Data to process below:

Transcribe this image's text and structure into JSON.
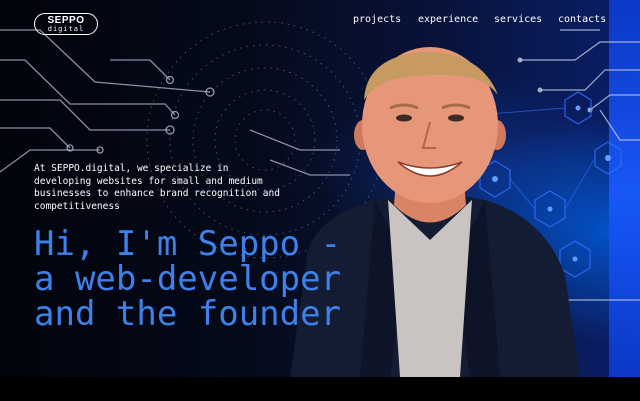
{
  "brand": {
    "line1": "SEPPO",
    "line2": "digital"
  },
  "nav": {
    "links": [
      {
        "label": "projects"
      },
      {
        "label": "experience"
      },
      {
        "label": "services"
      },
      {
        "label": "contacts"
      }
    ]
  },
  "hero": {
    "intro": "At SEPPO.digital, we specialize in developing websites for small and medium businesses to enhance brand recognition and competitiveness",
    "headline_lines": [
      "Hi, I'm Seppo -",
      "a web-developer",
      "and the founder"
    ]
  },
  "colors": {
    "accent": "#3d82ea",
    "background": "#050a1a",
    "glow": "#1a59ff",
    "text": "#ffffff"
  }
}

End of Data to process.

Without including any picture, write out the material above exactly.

Transcribe this image's text and structure into JSON.
{
  "brand": {
    "line1": "SEPPO",
    "line2": "digital"
  },
  "nav": {
    "links": [
      {
        "label": "projects"
      },
      {
        "label": "experience"
      },
      {
        "label": "services"
      },
      {
        "label": "contacts"
      }
    ]
  },
  "hero": {
    "intro": "At SEPPO.digital, we specialize in developing websites for small and medium businesses to enhance brand recognition and competitiveness",
    "headline_lines": [
      "Hi, I'm Seppo -",
      "a web-developer",
      "and the founder"
    ]
  },
  "colors": {
    "accent": "#3d82ea",
    "background": "#050a1a",
    "glow": "#1a59ff",
    "text": "#ffffff"
  }
}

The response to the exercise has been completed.